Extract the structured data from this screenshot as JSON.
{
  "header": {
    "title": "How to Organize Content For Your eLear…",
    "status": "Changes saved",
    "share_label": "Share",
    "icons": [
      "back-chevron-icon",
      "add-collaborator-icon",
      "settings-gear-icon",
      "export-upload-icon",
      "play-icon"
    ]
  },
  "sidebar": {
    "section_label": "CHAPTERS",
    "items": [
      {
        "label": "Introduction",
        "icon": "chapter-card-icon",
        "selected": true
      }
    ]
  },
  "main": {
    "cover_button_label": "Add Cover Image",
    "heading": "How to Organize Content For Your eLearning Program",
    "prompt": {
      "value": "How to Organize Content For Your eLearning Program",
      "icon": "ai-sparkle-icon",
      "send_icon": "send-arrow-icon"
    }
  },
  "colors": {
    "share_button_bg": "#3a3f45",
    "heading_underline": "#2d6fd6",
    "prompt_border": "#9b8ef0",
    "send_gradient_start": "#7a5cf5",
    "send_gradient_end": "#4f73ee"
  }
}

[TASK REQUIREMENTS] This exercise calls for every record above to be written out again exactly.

[SOLUTION FOR THIS EXERCISE]
Extract the structured data from this screenshot as JSON.
{
  "header": {
    "title": "How to Organize Content For Your eLear…",
    "status": "Changes saved",
    "share_label": "Share",
    "icons": [
      "back-chevron-icon",
      "add-collaborator-icon",
      "settings-gear-icon",
      "export-upload-icon",
      "play-icon"
    ]
  },
  "sidebar": {
    "section_label": "CHAPTERS",
    "items": [
      {
        "label": "Introduction",
        "icon": "chapter-card-icon",
        "selected": true
      }
    ]
  },
  "main": {
    "cover_button_label": "Add Cover Image",
    "heading": "How to Organize Content For Your eLearning Program",
    "prompt": {
      "value": "How to Organize Content For Your eLearning Program",
      "icon": "ai-sparkle-icon",
      "send_icon": "send-arrow-icon"
    }
  },
  "colors": {
    "share_button_bg": "#3a3f45",
    "heading_underline": "#2d6fd6",
    "prompt_border": "#9b8ef0",
    "send_gradient_start": "#7a5cf5",
    "send_gradient_end": "#4f73ee"
  }
}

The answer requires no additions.